Mandragora (or mandrake in English) is a small genus of tap-rooted plants in the family Solanaceae native to Israel and the surrounding region. Like a dandelion or dock, there is a long, slender taproot with a growing point on top of it. The mandrake barely qualifies as a "bulb", but the historical interest of its thick fleshy root probably justifies inclusion on the PBS wiki. Historically, the mandrake was a plant embued with mystical properties from earliest times. Its root was considered to be humanoid and in fact to be a homunculus of sorts which would scream when dug up. Moreover, the entire plant (like many other members of the Solanaceae) is rich in alkaloids such as scopolamine, hyoscyamine, atropine, and others. For more folklore see Repotting a mandrake according to Harry Potter.
This is mainly a plant for the curious, not for those who want showy flowers. The folklore surrounding this plant should be taken as historical interest only, and should not be used medicinally unless you are under the care of a trained certified professional. The toxins in this plant could potentially kill. However, the fruit has been suggested as being edible, but again, not recommended. The roots are sometimes dug and dried for use as a magical totem, or a curiosity to keep on a shelf and confuse your friends.

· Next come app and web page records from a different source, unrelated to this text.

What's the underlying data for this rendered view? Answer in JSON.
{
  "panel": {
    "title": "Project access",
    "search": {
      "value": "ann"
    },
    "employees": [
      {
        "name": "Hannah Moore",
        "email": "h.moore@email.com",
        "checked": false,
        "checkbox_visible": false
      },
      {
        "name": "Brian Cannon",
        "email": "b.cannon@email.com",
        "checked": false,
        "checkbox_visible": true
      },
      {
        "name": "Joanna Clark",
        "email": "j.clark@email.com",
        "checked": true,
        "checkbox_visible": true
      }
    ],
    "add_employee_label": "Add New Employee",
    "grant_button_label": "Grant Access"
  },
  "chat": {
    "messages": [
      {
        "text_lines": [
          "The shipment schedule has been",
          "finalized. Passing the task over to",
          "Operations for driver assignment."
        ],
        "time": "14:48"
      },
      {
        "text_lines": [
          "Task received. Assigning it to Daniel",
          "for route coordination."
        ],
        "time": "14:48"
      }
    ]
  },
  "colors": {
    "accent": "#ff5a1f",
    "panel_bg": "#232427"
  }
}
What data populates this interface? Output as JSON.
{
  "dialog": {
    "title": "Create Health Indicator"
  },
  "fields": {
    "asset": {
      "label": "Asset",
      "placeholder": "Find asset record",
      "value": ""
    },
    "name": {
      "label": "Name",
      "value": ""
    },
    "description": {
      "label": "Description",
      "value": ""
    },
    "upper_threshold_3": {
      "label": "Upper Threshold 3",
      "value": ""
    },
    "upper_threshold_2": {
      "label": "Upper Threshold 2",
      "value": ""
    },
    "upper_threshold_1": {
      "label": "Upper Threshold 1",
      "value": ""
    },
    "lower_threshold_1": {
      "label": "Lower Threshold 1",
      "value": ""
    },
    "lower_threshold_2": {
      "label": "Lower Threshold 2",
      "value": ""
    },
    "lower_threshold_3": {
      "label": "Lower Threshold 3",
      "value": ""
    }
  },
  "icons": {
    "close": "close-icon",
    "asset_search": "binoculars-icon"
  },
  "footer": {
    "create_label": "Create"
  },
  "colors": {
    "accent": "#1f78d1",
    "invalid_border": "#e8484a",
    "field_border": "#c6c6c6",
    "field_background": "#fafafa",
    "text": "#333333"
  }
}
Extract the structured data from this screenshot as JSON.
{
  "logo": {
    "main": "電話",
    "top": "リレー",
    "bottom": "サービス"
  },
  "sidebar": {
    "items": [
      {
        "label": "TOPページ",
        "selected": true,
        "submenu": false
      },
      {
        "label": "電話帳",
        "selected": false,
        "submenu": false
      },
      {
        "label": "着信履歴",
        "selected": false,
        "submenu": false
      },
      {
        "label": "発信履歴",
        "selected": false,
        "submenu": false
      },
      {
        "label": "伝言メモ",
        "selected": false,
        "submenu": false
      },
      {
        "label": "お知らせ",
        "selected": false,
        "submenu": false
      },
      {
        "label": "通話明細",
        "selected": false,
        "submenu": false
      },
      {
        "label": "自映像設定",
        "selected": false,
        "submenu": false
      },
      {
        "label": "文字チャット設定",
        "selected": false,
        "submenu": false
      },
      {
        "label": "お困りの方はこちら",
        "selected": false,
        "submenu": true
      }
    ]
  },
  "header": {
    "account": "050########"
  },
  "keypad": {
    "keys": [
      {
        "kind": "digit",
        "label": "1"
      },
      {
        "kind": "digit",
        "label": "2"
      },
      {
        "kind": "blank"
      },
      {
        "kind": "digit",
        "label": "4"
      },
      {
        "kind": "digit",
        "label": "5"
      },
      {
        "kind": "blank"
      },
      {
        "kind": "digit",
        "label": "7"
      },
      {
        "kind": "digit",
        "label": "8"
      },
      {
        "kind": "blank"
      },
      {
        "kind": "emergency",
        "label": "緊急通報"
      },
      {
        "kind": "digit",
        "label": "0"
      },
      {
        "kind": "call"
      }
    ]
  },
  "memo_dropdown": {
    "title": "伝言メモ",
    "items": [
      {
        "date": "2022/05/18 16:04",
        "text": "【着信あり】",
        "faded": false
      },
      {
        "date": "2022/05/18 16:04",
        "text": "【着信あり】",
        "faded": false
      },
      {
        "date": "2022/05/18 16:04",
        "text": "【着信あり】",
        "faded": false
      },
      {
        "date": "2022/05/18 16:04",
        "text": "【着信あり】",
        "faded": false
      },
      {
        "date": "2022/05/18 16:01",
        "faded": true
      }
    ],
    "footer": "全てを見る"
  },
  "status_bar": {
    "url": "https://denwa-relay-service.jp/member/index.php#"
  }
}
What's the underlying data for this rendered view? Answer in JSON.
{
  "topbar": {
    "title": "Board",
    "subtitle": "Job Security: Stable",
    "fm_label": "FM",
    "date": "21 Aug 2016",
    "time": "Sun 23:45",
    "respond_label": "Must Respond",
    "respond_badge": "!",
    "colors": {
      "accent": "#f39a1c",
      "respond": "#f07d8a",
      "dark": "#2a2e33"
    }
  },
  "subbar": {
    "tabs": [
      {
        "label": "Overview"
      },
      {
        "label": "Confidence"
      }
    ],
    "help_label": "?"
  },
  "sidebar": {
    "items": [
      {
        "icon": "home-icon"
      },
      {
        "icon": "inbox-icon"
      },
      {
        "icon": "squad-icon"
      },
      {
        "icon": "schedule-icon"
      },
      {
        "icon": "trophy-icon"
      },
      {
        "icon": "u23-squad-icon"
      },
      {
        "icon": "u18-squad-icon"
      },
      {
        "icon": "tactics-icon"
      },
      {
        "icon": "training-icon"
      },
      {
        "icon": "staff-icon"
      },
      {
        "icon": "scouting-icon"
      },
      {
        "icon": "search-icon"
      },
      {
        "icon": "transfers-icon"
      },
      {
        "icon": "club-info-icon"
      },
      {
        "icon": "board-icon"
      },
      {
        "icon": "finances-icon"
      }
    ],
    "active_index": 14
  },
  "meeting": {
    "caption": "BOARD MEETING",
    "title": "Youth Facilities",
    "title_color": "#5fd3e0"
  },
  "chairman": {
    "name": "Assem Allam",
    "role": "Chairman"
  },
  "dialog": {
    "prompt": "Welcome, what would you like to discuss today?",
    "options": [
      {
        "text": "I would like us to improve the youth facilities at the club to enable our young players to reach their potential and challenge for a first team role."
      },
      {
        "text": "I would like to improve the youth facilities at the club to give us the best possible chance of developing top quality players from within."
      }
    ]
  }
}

Mandrake is best grown from fresh or cold stored seed. Stored seed tends to germinate slowly and erratically, whereas seed sown fresh comes up very well the following spring if sown in Autumn. Sow in a very deep pot so the young taproots have plenty of room. Plant out when the seedlings are two to three years old or show signs of crowding, replenishing potting mix as it settles over time. Once a mandrake seedling is planted out, the growing point rots away during the winter. The surviving taproot eventually calluses over and forms a new growing point; after some years this seems to be no longer subject to rotting. The plants can grow to be quite large, so give at least two to three feet from neighboring plants so they don't become smothered.
The genus Mandragora seems to be in a state of confusion and the number of species is uncertain. However, there are two species that are clearly distinguishable. However, recently taxonomists have grouped all species under the epithet Mandragora officinarum, despite morphological differences, alkaloid content, growth cycles, and flowering times.
Mandragora autumnalis Has purple flowers each with six petals, somewhat ovate with a pointed tip. Flowers to twelve inches. The leaves are dark green, more or less flat, with something of a metallic cast. The fruits are tomato-like, orange, and showy. The plant was recently lumped into the all inclusive net of M. officinarum,yet is distinct in leaf, flower, and cultivation. Plant prefers alkaline, deep, sandy, moist shade. First photo by Rodger Whitlock. Second photo of flowers in midwinter, courtesy of Richard A Cech.
Photos below by Davide Pacifico from wild plants at Riserva Naturale Orientata Barcarello-Capogallo in Palermo, Italy. Many were virus stricken, giving them a color break.
Mandragora officinarum is native to Southern Europe and the Mediterranean. Mandrake begins its vegetative cycle in the midwinter, flowers in the spring, fruits, and goes quickly dormant in the summer. The leaves are light green looking somewhat like a demented Swiss chard, flowers mauve to yellowish, with six pointed petals. Plant prefers alkaline, deep, sandy, dry soils in the part-shade. Photo of fruiting plant, courtesy of Richard A Cech. The second picture shows a plant Johannes-Ulrich Urban encountered on a guided tour through coastal wetland in Portugal, January 2022, describing them as "lush vigorous clumps with crinkled foliage and surprisingly large blue flowers".